The exams will be closed book.
I strive to pick the best-of-class tools to use to administer this class and with which to teach. That requires using multiple websites. They are carefully chosen. Unfortunately, like most of the rest of online activities they are also highly fragmented (not one super-tool). We utilize several online tools in this class. Please familiarize yourself with their use and location. I expect you to check in and use all of them:
This semester our tools will consist of the following:
Another way in which technology is changing is the way it is used during lecture time.
On the one hand my students are almost always adults. You should be able to choose to use electronics in class if you want. On the other hand there is a world of sophisticated software, marketing and designs that are doing everything they can to get your attention. They are so good at what they do that you don't have control over your own cognition. One thing that is clear - if you have your laptop open, if you are texting, tweeting, pinteresting, doing email, surfing the web, playing candy crush etc, you are not learning as much as people who put away their electronics and focus fully on the class. The truth is you are lousy at multi-tasking and it's hurting your grades because it's preventing you from thinking deeply about anything. Putting away the devices requires discipline that some of you need to learn, but won't unless you are forced.
There's an additional problem though. It turns out that if the person next to you is using a laptop, it hurts your GPA also. Using your laptop is like second-hand smoke. It's not just you hurting yourself, it's you hurting other people as well.
Clay Shirky has written a long article about these problems that is worth considering as we start off a new semester
To try and handle this we are going to reserve a portion of the classroom as a technology-free zone. In these rows you are asked to put away your phones, your tablets, your laptops, your Google glass, your secret-spy earpiece, etc. for the duration of the class. You can takes notes on paper. For those who want the distraction free environment for a single class or the whole semester, this is for you.

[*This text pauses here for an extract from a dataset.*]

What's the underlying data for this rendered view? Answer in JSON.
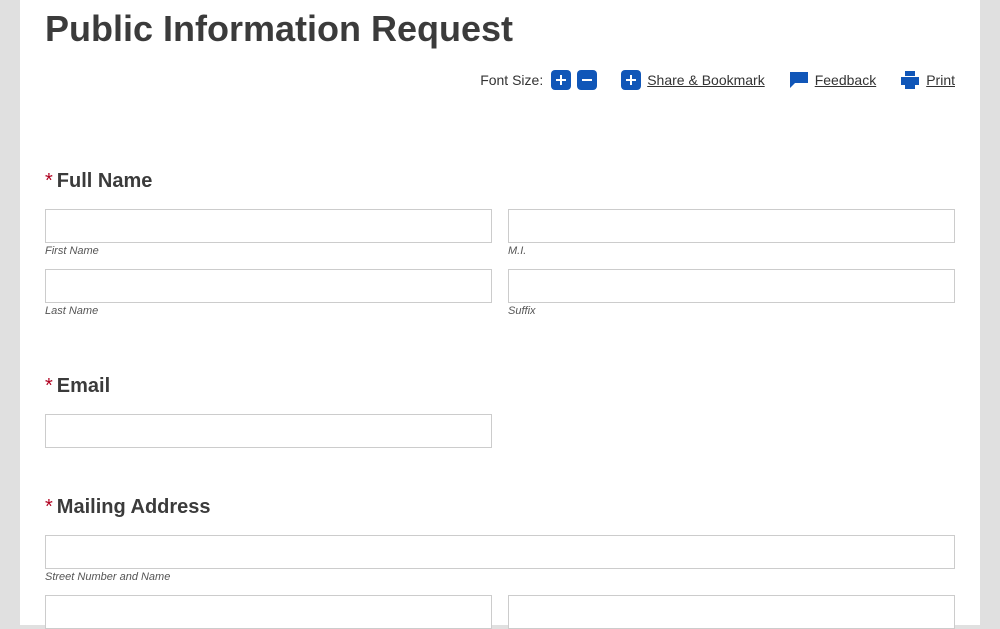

Periodically at the beginning of class I will take the opportunity to address issues of Christian faith and it's relationship to our course material, current events or personal reflections. This may include times of prayer, listening to music or speech, or direction discussion.
These moments are typically not planned far in advance or recorded, but are noted post-facto on the class calendar.
We have many goals for students taking courses in the Computer Science Program. Some of them are specific to particular courses, but almost all are examples of our Program Learning Outcomes (PLOs).
This are the overarching Computer Science Program Learning Objectives
Some of the things that you will learn map to the above learning objectives as follows: